Also called the 1st American Volunteer Group (AVG) of the Chinese Air Force in 1941/1942. They were nicknamed the Flying Tigers. Comprised of pilots from the US Army Air Corps, Navy, and Marine Corps. They were recruited by presidential authority (under FDR) and commanded by Claire Lee Chennault.
The nose art of the Flying Tigers is one of the most recognizable images on any individual combat aircraft of WW2 (looks like a shark). Group was made up of three fighter squadrons of around 30 aircrafts each. First battle was 12 days after Pearl Harbor. Their notable success gave Americans hope that they might actually defeat the Japanese.
The group was disbanded on July 4 1942 and replaced by the 23rd Fighter Group. The group was declassified in December 1991 after 50 years and the veterans were awarded the Presidential Unit Citation. Some pilots were awarded Distinguished Flying Cross and some ground crew personnel were awarded the Bronze Star Medals.
The AVG was divided into squadrons that all came up with separate names.
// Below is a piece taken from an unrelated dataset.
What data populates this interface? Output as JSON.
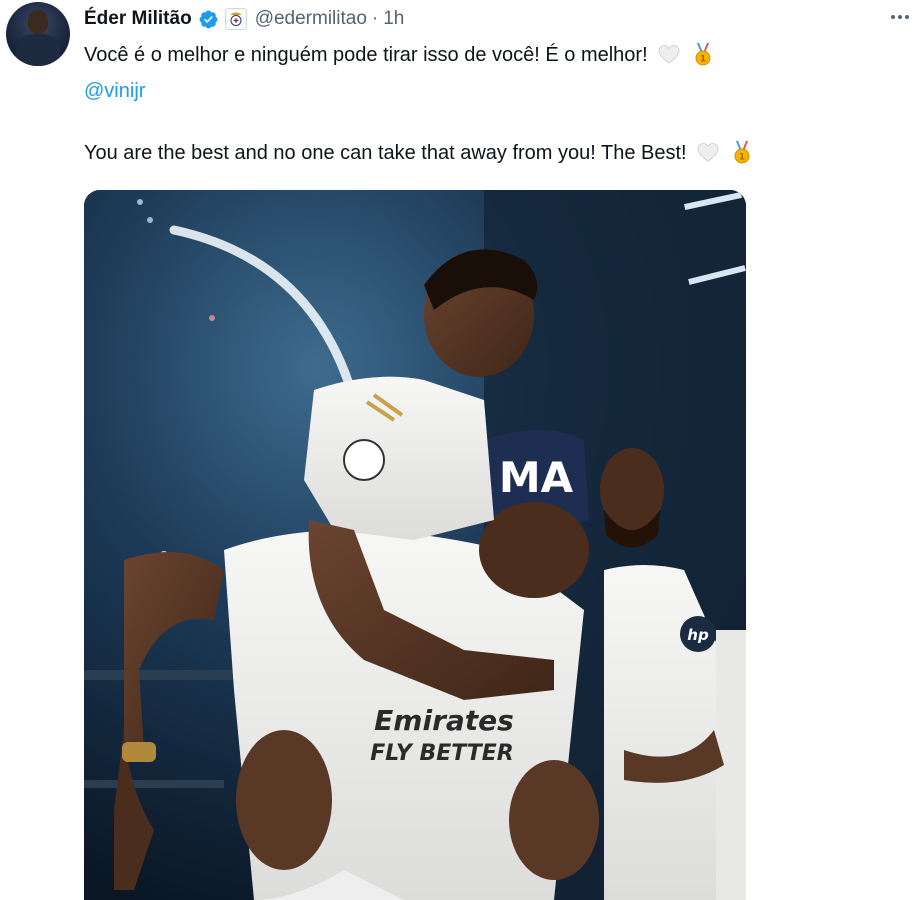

The first squadron was called “Adam & Eve’s”, the second was called “Panda bears”, and the third was called “Hell’s Angels.”
The name “Flying Tigers”:
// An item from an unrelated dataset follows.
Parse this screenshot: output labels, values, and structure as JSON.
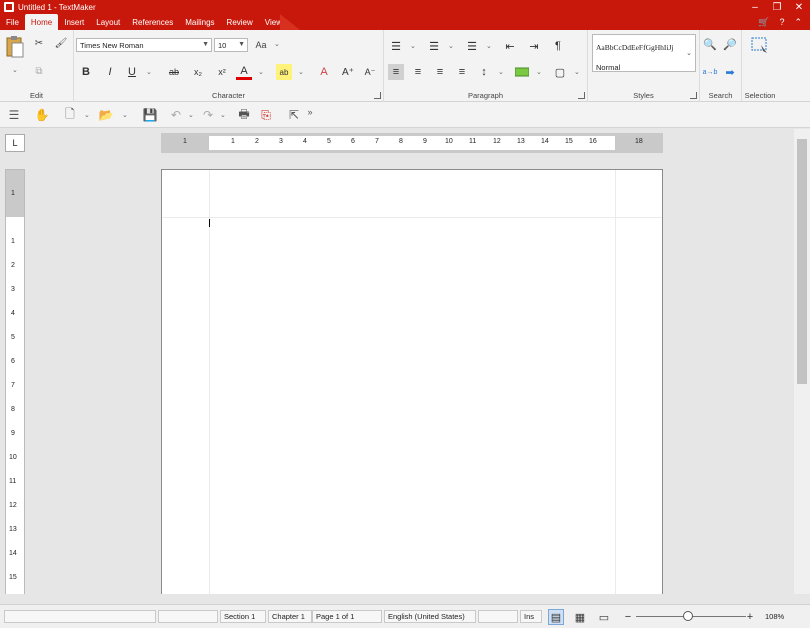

- The name is credited to a United Press Correspondent named McGrath for an article written on December 26th 1941 titled “Ragoon” – can’t find the actual article
- Chennault said that he and his men were surprised to find themselves called the “Flying Tigers.” He didn’t know how the name was derived from the shark-nosed P-40’s.
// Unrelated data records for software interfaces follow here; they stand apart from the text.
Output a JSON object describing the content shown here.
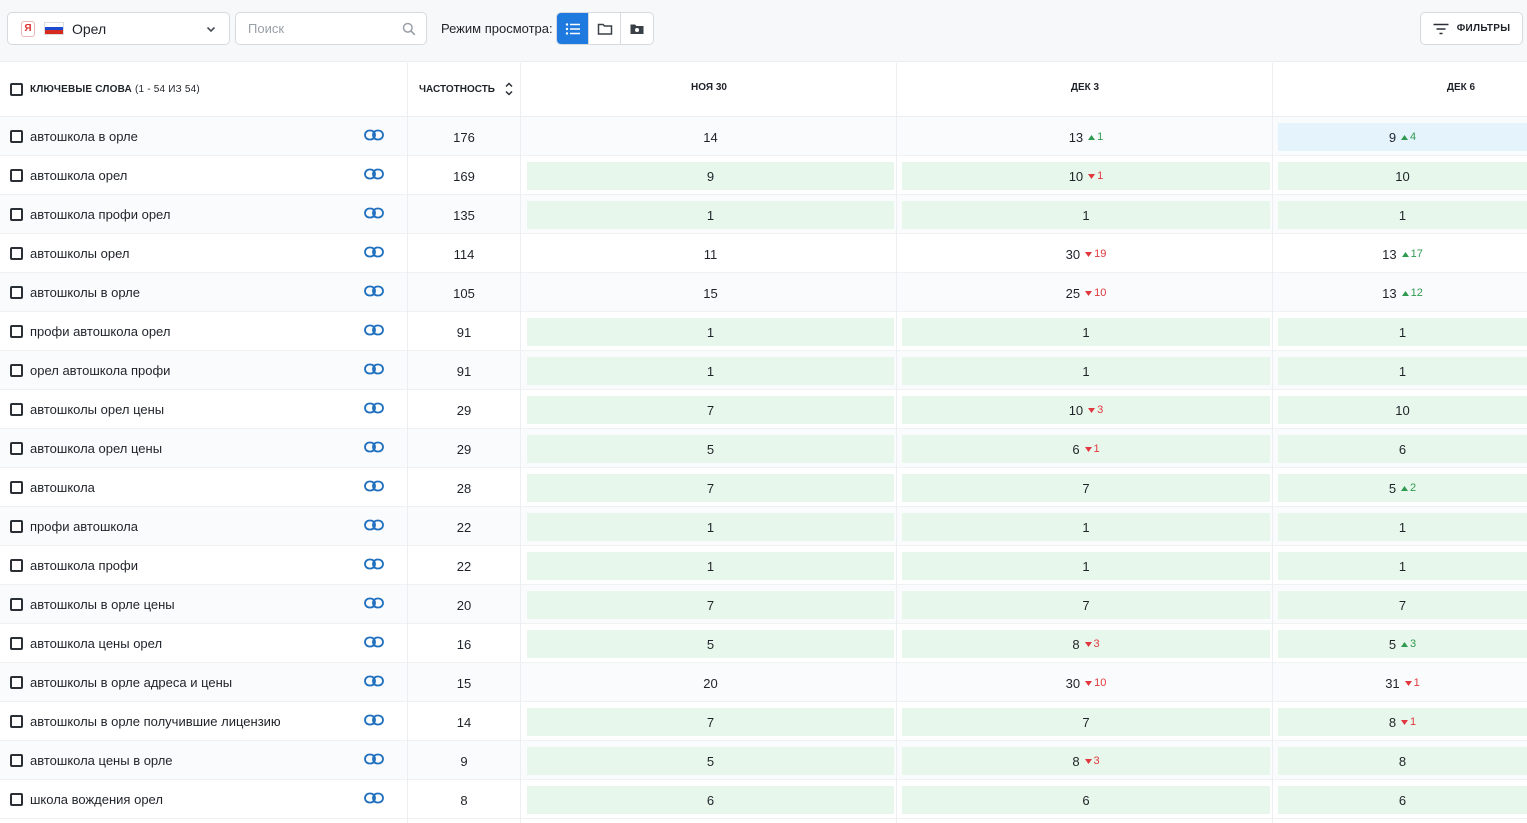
{
  "toolbar": {
    "region_city": "Орел",
    "search_placeholder": "Поиск",
    "view_mode_label": "Режим просмотра:",
    "view_modes": [
      "list-icon",
      "folder-icon",
      "folder-camera-icon"
    ],
    "active_mode": 0,
    "filters_label": "ФИЛЬТРЫ"
  },
  "colors": {
    "accent": "#1f7ae0",
    "green_cell": "#e8f7ec",
    "blue_cell": "#e5f3fd",
    "up": "#2f9a4f",
    "down": "#e0383e"
  },
  "table": {
    "header": {
      "keywords_label": "КЛЮЧЕВЫЕ СЛОВА",
      "keywords_count": "(1 - 54 ИЗ 54)",
      "frequency_label": "ЧАСТОТНОСТЬ",
      "dates": [
        "НОЯ 30",
        "ДЕК 3",
        "ДЕК 6"
      ]
    },
    "rows": [
      {
        "keyword": "автошкола в орле",
        "freq": "176",
        "positions": [
          {
            "v": "14",
            "hl": ""
          },
          {
            "v": "13",
            "dir": "up",
            "delta": "1",
            "hl": ""
          },
          {
            "v": "9",
            "dir": "up",
            "delta": "4",
            "hl": "blue"
          }
        ]
      },
      {
        "keyword": "автошкола орел",
        "freq": "169",
        "positions": [
          {
            "v": "9",
            "hl": "green"
          },
          {
            "v": "10",
            "dir": "down",
            "delta": "1",
            "hl": "green"
          },
          {
            "v": "10",
            "hl": "green"
          }
        ]
      },
      {
        "keyword": "автошкола профи орел",
        "freq": "135",
        "positions": [
          {
            "v": "1",
            "hl": "green"
          },
          {
            "v": "1",
            "hl": "green"
          },
          {
            "v": "1",
            "hl": "green"
          }
        ]
      },
      {
        "keyword": "автошколы орел",
        "freq": "114",
        "positions": [
          {
            "v": "11",
            "hl": ""
          },
          {
            "v": "30",
            "dir": "down",
            "delta": "19",
            "hl": ""
          },
          {
            "v": "13",
            "dir": "up",
            "delta": "17",
            "hl": ""
          }
        ]
      },
      {
        "keyword": "автошколы в орле",
        "freq": "105",
        "positions": [
          {
            "v": "15",
            "hl": ""
          },
          {
            "v": "25",
            "dir": "down",
            "delta": "10",
            "hl": ""
          },
          {
            "v": "13",
            "dir": "up",
            "delta": "12",
            "hl": ""
          }
        ]
      },
      {
        "keyword": "профи автошкола орел",
        "freq": "91",
        "positions": [
          {
            "v": "1",
            "hl": "green"
          },
          {
            "v": "1",
            "hl": "green"
          },
          {
            "v": "1",
            "hl": "green"
          }
        ]
      },
      {
        "keyword": "орел автошкола профи",
        "freq": "91",
        "positions": [
          {
            "v": "1",
            "hl": "green"
          },
          {
            "v": "1",
            "hl": "green"
          },
          {
            "v": "1",
            "hl": "green"
          }
        ]
      },
      {
        "keyword": "автошколы орел цены",
        "freq": "29",
        "positions": [
          {
            "v": "7",
            "hl": "green"
          },
          {
            "v": "10",
            "dir": "down",
            "delta": "3",
            "hl": "green"
          },
          {
            "v": "10",
            "hl": "green"
          }
        ]
      },
      {
        "keyword": "автошкола орел цены",
        "freq": "29",
        "positions": [
          {
            "v": "5",
            "hl": "green"
          },
          {
            "v": "6",
            "dir": "down",
            "delta": "1",
            "hl": "green"
          },
          {
            "v": "6",
            "hl": "green"
          }
        ]
      },
      {
        "keyword": "автошкола",
        "freq": "28",
        "positions": [
          {
            "v": "7",
            "hl": "green"
          },
          {
            "v": "7",
            "hl": "green"
          },
          {
            "v": "5",
            "dir": "up",
            "delta": "2",
            "hl": "green"
          }
        ]
      },
      {
        "keyword": "профи автошкола",
        "freq": "22",
        "positions": [
          {
            "v": "1",
            "hl": "green"
          },
          {
            "v": "1",
            "hl": "green"
          },
          {
            "v": "1",
            "hl": "green"
          }
        ]
      },
      {
        "keyword": "автошкола профи",
        "freq": "22",
        "positions": [
          {
            "v": "1",
            "hl": "green"
          },
          {
            "v": "1",
            "hl": "green"
          },
          {
            "v": "1",
            "hl": "green"
          }
        ]
      },
      {
        "keyword": "автошколы в орле цены",
        "freq": "20",
        "positions": [
          {
            "v": "7",
            "hl": "green"
          },
          {
            "v": "7",
            "hl": "green"
          },
          {
            "v": "7",
            "hl": "green"
          }
        ]
      },
      {
        "keyword": "автошкола цены орел",
        "freq": "16",
        "positions": [
          {
            "v": "5",
            "hl": "green"
          },
          {
            "v": "8",
            "dir": "down",
            "delta": "3",
            "hl": "green"
          },
          {
            "v": "5",
            "dir": "up",
            "delta": "3",
            "hl": "green"
          }
        ]
      },
      {
        "keyword": "автошколы в орле адреса и цены",
        "freq": "15",
        "positions": [
          {
            "v": "20",
            "hl": ""
          },
          {
            "v": "30",
            "dir": "down",
            "delta": "10",
            "hl": ""
          },
          {
            "v": "31",
            "dir": "down",
            "delta": "1",
            "hl": ""
          }
        ]
      },
      {
        "keyword": "автошколы в орле получившие лицензию",
        "freq": "14",
        "positions": [
          {
            "v": "7",
            "hl": "green"
          },
          {
            "v": "7",
            "hl": "green"
          },
          {
            "v": "8",
            "dir": "down",
            "delta": "1",
            "hl": "green"
          }
        ]
      },
      {
        "keyword": "автошкола цены в орле",
        "freq": "9",
        "positions": [
          {
            "v": "5",
            "hl": "green"
          },
          {
            "v": "8",
            "dir": "down",
            "delta": "3",
            "hl": "green"
          },
          {
            "v": "8",
            "hl": "green"
          }
        ]
      },
      {
        "keyword": "школа вождения орел",
        "freq": "8",
        "positions": [
          {
            "v": "6",
            "hl": "green"
          },
          {
            "v": "6",
            "hl": "green"
          },
          {
            "v": "6",
            "hl": "green"
          }
        ]
      }
    ]
  }
}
- The full quote from Chennault on the genesis of the “Flying Tigers” nickname can be found here:
- The idea for a shark nose art was not original with the A.V.G., they copied it from an illustration in the India Illustrated Weekly – couldn’t find illustration
- Just before the group was disbanded, the Walt Disney organization designed the groups insignia: a winged tiger flying through a V for victory